Ardesia helps you make colored free-hand annotations on your computer screen, record them, and share them on the network. You can use the tool to make effective on-screen presentations, highlight things, or point out things of interest. It facilitates online presentations and demos, showing in real time your computer screen to anyone in the network. You can use this tool to enhance your lessons or courses. You can create nice tutorials and documentation, saving the desktop images with your free hand annotations. It works with any pointing device. You can draw lines with different strength, select color, erase things, and draw arrows. You can free-hand draw geometrical shapes using the shape recognizer, insert text with the keyboard, and highlight screen areas. You can draw upon the desktop or select an image as a background.
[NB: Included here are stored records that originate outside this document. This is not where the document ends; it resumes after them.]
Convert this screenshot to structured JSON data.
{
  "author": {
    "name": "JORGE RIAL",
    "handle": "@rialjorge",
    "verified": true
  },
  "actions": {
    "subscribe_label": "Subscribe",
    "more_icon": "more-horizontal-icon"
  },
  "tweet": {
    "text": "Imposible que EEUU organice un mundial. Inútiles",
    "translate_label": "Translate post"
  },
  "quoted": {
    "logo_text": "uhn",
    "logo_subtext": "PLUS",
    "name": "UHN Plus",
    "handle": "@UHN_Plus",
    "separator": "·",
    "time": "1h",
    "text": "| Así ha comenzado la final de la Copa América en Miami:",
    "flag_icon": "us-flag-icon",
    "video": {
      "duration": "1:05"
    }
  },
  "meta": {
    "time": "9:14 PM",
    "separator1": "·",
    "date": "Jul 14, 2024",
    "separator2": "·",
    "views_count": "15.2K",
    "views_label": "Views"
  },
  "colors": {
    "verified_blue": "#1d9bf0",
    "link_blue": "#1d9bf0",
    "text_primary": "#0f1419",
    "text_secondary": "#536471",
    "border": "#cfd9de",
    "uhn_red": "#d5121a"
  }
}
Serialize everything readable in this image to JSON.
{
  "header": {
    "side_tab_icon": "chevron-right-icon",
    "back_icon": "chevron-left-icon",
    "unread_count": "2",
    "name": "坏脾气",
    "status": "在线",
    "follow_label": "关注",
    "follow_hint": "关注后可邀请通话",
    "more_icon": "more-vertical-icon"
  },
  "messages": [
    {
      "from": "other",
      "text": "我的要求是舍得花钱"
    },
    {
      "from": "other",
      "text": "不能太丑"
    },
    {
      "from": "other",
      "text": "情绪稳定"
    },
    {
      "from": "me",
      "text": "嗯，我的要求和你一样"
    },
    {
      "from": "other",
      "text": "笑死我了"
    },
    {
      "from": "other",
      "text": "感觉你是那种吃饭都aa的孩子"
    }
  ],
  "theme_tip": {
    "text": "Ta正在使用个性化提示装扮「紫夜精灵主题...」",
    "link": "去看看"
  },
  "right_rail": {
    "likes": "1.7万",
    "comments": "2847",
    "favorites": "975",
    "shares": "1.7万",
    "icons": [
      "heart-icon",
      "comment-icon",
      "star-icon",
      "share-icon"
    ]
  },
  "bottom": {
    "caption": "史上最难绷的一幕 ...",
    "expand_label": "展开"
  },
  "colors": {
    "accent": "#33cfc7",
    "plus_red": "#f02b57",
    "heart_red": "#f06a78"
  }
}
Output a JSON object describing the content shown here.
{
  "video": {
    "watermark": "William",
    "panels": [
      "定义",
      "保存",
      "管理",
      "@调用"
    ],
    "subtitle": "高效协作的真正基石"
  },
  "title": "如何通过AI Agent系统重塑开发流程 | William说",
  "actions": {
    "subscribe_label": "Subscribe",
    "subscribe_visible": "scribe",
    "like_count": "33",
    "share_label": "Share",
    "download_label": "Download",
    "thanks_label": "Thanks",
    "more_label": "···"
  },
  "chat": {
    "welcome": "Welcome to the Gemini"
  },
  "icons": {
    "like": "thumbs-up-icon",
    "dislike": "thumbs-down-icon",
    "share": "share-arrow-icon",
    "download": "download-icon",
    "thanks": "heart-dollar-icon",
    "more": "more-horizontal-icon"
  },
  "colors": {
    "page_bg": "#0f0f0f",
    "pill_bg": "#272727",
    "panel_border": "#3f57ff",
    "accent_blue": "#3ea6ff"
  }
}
Whiteboard lets the user draw freehand graphics on a Web page. It can create a canvas object for the whiteboard (if one does not exist) and let the user draw on the canvas area by dragging the mouse around. The color, thickness, line join, and line cap of the drawing pen can be configured. The object can also clear the whiteboard, export the coordinates of the drawn lines, or import previously drawn lines.
Mathpump is a simplistic remote collaboration tool. It could be useful for those researchers who tend to think by drawing pictures (e.g. theoretical physics). Bob uses Inkscape to draw a picture, which is incrementally transmitted to the Alice's computer so she can look at it. She answers by drawing her own picture, which is transmitted to Bob. Transmission happens every time the SVG file is saved. The transmission is incremental; what is actually transmitted is the difference between the old version of the SVG file and the new one.